The desire to have successful careers in a healing profession led siblings Jaclyn Tripptree ’16Pharm.D. and Kyle Tripptree, PA-C ’17P to St. John’s University’s College of Pharmacy and Health Sciences.
“When I was younger, I wanted to be a teacher, but in high school I discovered how much I like science,” said Ms. Tripptree, who is currently a staff pharmacist at CVS Pharmacy in her hometown of New Hyde Park, NY. “I also like sports and wellness activities, so pharmacy seemed like a good fit—and, I knew I would be able to help people.”
Although she applied to several pharmacy programs, a visit to the Queens, NY, campus sealed the deal. “It felt like the right place for me.”
Like his sister, Kyle Tripptree was looking for a career through which he could help others. He considered nursing, but ultimately decided to enroll in the College’s Physician Assistant (PA) program. “My sister’s experience at St. John’s influenced my choice, as did the application interview held at my high school,” Mr. Tripptree explained. He now works as a PA in the orthopedic surgery and sports medicine department of NewYork–Presbyterian Queens.
“I am glad I chose St. John’s,” he said. “By fourth year, I was doing my clinical work and was prepared to go into the field immediately after graduating.”
The Pharm.D. program’s extensive selection of clinical rotations was significant for Ms. Tripptree. “After a few community pharmacy rotations, I realized this was where I could help the most people,” she said. “The simulation lab also was very valuable because it made me comfortable with the work and confident to go out into the working world.”
They both participated in numerous service projects while at St. John’s, and credit the University’s Vincentian mission with giving them greater perspective. “I learned to treat every person the same way, regardless of who they are or where they come from,” said Mr. Tripptree. “That is very important for building trust with patients.”
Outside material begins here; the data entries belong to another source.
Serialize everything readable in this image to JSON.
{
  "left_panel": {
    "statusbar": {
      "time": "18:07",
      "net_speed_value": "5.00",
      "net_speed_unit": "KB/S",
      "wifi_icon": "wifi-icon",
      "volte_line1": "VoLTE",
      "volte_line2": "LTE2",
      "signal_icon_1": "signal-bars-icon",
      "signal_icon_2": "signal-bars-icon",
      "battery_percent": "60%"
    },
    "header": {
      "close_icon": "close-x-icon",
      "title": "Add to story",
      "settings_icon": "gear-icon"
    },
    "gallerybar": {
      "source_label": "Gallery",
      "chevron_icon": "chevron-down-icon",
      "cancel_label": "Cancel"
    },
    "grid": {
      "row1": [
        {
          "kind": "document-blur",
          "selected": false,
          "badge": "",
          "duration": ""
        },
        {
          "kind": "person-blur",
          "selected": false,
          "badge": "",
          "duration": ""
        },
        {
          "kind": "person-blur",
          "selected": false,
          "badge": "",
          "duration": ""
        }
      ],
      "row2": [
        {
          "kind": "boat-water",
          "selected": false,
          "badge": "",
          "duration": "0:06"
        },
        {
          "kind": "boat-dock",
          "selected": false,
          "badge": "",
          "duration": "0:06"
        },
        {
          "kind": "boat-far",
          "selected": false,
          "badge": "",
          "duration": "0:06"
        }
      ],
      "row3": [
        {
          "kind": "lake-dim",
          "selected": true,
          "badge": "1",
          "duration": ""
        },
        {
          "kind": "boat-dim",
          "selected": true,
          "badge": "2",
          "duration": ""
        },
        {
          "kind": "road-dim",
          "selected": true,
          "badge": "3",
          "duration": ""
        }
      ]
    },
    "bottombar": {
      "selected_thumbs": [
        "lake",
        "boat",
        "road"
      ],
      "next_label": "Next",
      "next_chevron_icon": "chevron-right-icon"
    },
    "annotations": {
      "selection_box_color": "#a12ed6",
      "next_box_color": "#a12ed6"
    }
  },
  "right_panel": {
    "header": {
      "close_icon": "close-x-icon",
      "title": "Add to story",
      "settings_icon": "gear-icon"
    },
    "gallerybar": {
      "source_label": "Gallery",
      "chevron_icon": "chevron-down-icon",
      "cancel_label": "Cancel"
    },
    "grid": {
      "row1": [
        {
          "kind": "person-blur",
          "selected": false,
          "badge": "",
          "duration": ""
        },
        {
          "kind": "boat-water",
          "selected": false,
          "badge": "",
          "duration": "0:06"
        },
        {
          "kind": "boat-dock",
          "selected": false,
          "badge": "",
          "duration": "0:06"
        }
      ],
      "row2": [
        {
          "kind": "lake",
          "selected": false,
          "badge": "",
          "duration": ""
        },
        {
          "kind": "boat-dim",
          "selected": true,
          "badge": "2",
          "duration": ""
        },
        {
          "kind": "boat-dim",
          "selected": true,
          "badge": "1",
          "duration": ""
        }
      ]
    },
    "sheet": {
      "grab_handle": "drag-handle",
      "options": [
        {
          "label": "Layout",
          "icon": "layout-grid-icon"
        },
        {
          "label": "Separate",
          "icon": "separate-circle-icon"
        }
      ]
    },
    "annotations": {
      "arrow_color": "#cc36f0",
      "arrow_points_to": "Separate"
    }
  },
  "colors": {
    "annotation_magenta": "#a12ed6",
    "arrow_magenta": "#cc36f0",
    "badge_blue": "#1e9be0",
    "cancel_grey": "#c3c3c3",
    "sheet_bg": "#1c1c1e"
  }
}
“The Vincentian mission is about the giving of yourself,” added Ms. Tripptree. “For me, working as a community pharmacist in my hometown is more than a job. Pharmacists are on the front line of health care and we can really help and make a difference.”
They both recognize the importance of contributing to the College’s mission as alumni. Mr. Tripptree benefited from the advice of an alumni mentor who helped him select the best clinical rotations for his chosen specialization. Connections he made at one of those sites helped him obtain his current position. He has applied to serve as a mentor as part of the College’s Alumni Mentoring Program and continues to informally advise current student friends.
Ms. Tripptree also does her part. “Many of the pharmacy techs I work with are St. John’s students and I try to advise them as best I can,” she said. “I would like to become a preceptor so I can help even more students. Perhaps I will live my childhood dream of teaching after all!”